What have you learned from exporting that has benefitted your sales/operations in Canada?
I’ve really not had bad experiences, except logistics. We’ve had containers stuck awaiting inspection for six weeks and that throws off both budgets and schedules. But other than that, it’s been a pretty smooth journey.
What is the #1 thing new SMEs need to know about exporting and trade?
My advice to SMEs is to satisfy every client 110 per cent, because that will lead to more business. Don’t ever leave anyone short or even feeling 99 per cent satisfied. If you go over and above, your business will grow on it’s own.
Canadians are really nice people and we have a reputation for that around the globe. The rest of the world loves to deal with Canadians, so my advice is “kill them with kindness” and go beyond. When our team is on site we are a shining light and everyone knows we are a Canadian company — our uniforms have little Canadian flags on them — and people love us.
We help brand Canadian quality. Just like you want your Ferrari from Italy, you want your wine cellar coming from Canada, and that’s how we are trying to brand ourselves. If you want the best of the best, it’s coming from Canada.
How has the trading world changed since you started in business?
When we first started exporting it was really easy. No one did what we did and we had no competition. Then as a result of the crash, everyone was starving and tried to branch out into every industry. If you were an electrician, you got into plumbing. We had all these perceived competitors, but no one really knew what they were doing. As a result, we’ve had to take our marketing to another level to really get people to understand

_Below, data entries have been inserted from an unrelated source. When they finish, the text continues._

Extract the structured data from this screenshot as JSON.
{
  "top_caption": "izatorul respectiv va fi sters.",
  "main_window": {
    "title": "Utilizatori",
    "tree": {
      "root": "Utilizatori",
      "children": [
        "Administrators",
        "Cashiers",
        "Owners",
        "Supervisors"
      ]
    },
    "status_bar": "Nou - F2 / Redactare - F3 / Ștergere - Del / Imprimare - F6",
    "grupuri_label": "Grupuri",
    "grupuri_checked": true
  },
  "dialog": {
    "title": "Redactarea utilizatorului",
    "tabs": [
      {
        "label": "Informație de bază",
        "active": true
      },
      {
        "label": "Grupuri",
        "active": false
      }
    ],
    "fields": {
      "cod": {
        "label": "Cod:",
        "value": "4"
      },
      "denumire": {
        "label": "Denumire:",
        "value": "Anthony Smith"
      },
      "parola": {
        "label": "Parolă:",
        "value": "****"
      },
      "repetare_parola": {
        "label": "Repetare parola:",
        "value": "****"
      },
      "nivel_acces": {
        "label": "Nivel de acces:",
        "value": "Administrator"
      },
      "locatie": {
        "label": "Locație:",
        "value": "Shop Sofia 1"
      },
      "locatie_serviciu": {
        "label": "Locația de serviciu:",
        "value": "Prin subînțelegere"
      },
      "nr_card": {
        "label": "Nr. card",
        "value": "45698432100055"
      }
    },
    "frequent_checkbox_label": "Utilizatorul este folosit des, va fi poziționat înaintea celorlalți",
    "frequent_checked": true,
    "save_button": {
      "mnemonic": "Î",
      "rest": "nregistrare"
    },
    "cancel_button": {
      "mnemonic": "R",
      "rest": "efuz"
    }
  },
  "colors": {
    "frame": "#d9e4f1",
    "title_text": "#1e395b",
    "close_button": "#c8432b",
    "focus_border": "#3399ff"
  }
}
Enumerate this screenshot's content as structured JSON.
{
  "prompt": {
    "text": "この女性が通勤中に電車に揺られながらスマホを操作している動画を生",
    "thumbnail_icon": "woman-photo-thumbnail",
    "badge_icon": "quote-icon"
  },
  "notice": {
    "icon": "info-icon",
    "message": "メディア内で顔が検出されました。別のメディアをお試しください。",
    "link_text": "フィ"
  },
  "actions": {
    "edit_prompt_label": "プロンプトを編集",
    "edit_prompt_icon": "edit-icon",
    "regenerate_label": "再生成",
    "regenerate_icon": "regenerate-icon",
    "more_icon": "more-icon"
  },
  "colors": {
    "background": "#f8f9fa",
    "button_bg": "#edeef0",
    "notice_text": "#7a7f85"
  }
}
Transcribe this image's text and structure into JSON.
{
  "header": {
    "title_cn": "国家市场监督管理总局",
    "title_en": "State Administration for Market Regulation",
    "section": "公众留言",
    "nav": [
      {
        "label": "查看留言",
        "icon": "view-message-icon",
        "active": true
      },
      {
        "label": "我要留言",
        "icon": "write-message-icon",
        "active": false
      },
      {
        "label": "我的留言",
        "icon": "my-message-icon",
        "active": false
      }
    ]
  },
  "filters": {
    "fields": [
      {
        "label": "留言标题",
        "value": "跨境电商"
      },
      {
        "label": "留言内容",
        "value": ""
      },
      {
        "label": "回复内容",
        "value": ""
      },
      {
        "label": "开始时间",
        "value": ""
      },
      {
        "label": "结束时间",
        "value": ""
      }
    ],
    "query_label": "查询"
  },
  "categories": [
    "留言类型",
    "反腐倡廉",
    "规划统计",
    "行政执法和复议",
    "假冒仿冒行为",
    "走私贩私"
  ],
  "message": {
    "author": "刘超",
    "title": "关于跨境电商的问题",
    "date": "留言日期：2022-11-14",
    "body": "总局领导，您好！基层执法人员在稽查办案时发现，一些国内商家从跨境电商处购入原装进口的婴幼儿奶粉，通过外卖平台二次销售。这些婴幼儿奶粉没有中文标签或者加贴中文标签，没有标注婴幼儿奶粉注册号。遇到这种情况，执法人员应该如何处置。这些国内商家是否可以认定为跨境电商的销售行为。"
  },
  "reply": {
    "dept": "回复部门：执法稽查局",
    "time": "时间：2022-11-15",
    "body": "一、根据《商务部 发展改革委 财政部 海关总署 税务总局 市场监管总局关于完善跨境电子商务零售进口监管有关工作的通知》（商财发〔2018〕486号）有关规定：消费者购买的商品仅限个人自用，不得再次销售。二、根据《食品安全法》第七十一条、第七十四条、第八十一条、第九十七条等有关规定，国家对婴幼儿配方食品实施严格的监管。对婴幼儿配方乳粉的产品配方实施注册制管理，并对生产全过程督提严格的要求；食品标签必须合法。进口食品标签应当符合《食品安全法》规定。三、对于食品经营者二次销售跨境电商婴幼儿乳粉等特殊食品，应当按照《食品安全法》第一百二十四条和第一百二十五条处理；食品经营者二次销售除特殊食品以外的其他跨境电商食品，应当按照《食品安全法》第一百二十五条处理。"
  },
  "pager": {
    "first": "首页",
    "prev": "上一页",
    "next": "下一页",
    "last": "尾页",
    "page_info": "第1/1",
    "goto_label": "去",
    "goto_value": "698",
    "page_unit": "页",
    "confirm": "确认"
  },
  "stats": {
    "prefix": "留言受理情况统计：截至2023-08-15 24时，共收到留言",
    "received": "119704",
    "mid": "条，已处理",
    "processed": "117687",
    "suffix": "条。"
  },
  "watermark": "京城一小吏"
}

what we do and how we are different. Again it’s using Canadian quality to our advantage and I can tell you, it’s something we are proud of.